So if we open our REST client, you see here. I say apibooks and I do get two books returned. I can create a book and if I call get books again, you see here that I now have three books. I can issue get request, I can issue get request for unknown books. You see that this status 404 Not Found.
I can update books and also delete books again. So we're back to where we're started. And you see here in the console window, all the different interactions with our REST API. So that's awesome, right? So last but not least, one final thing. You can also use the Gin framework to serve HTML files. And this is kind of useful when you want to implement so called self-contained systems.
So if you want to serve the url of your microservice from within the same instance and this is how I do it. We can define html templates and again here, what you can do is you can respond with html status code OK for index.html. So let's see if that works. So we're going to kill that. We're going to build our microservice and we started again.
So I see some more output now. And if we open our browser now, so we see, Hello Gin Framework. So I hope you enjoy this. In the next video, we will talk about the containerization and composition of this microservice using Docker. I hope to see you then, bye bye.
This course was created and produced by Packt Publishing. We are honored to host this training in our library.
- Cloud native application platforms
- Go frameworks and libraries for microservices
- Using Docker for containerization
- Using Kubernetes for orchestration
- Using Consul for microservice discovery and configuration
- Registration and lookup
- Implementing service discovery using Kubernetes
- Microservice communication patterns: Sync and async

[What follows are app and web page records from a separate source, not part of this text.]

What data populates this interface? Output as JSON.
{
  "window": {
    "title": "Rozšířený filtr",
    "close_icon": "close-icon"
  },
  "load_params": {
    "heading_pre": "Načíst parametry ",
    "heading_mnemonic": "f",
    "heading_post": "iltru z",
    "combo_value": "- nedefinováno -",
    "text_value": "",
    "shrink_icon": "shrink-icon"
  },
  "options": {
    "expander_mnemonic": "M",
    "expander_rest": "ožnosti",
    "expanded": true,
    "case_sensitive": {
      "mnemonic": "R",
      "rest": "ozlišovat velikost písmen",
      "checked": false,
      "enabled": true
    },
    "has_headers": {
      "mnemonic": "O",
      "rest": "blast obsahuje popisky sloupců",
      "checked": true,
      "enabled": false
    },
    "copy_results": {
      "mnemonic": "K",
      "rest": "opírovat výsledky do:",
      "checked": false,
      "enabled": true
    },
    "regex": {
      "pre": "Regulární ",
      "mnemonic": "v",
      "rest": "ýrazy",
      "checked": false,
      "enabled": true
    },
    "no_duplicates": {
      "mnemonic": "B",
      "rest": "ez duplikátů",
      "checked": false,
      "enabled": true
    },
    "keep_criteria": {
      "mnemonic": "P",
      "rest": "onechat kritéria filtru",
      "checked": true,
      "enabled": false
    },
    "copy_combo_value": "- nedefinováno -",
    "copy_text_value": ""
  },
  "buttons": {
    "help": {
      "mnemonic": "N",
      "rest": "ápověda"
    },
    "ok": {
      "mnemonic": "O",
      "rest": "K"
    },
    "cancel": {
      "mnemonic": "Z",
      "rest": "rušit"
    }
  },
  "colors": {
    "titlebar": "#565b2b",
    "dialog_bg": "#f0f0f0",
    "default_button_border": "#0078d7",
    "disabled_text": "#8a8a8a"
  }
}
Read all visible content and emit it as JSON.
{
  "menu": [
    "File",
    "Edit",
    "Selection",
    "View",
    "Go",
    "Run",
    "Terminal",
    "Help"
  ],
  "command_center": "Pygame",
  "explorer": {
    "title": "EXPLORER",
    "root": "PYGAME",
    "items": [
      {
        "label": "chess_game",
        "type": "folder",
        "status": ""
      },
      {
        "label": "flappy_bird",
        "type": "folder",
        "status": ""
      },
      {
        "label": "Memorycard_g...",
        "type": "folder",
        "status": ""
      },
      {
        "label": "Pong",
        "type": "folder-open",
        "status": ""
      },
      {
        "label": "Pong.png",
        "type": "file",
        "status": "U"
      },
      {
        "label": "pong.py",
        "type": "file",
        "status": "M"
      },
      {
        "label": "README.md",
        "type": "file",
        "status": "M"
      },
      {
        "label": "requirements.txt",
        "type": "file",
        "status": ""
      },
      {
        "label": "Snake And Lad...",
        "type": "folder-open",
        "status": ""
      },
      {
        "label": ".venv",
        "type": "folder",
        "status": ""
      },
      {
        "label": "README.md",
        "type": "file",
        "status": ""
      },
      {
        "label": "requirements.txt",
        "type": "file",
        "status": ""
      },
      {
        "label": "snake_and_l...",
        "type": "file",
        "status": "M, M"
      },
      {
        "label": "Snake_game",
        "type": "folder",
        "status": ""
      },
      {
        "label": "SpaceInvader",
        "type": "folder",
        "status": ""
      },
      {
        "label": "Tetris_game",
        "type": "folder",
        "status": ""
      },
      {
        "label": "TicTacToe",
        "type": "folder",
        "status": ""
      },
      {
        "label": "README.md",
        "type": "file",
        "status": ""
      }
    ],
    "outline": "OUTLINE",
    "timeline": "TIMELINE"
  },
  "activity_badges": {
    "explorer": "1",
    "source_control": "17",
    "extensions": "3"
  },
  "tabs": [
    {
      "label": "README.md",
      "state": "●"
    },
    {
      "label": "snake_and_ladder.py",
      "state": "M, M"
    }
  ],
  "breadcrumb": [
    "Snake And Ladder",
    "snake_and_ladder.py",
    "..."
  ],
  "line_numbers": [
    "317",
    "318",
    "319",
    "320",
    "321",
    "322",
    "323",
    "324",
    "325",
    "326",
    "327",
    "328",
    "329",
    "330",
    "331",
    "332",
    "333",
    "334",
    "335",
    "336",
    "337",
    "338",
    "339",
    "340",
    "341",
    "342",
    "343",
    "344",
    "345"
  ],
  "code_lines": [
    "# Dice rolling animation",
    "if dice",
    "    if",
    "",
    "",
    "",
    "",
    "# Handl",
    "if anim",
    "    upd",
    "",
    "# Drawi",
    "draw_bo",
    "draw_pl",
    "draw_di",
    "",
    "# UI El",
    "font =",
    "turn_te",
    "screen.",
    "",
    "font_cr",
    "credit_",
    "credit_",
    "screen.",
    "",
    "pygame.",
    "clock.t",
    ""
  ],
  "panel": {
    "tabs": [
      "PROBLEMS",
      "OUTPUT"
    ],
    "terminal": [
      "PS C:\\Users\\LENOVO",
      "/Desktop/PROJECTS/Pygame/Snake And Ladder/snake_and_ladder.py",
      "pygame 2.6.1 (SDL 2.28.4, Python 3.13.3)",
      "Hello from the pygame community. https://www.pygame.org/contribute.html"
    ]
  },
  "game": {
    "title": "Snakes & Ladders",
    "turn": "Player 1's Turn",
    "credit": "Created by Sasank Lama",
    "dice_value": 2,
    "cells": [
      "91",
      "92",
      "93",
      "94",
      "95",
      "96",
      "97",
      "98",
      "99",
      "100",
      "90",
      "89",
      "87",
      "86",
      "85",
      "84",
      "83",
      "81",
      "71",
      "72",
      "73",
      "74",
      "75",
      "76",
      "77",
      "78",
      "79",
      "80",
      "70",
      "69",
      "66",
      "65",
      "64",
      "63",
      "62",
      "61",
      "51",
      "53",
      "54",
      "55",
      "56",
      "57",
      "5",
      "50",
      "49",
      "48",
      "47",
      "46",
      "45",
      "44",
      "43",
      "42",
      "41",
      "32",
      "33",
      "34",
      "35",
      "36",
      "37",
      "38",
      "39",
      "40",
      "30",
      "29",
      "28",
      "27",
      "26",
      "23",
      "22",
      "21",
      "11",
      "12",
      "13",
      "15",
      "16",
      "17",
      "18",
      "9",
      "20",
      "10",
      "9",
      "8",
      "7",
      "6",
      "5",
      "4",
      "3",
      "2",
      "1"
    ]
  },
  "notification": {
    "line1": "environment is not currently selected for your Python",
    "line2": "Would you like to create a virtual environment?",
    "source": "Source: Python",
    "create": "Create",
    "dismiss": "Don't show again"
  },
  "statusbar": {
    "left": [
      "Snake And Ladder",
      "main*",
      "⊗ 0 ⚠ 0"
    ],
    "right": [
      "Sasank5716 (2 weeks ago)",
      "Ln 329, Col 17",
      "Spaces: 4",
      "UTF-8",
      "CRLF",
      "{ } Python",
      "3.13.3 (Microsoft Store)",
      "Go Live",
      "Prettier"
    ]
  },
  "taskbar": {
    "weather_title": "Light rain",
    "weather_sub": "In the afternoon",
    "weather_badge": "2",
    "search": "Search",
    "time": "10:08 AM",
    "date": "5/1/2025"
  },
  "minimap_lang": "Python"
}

- Using circuit breakers for resilient communication
- Implementing message queuing with Rabbitmq
- Using Apache Kafka for publish/subscribe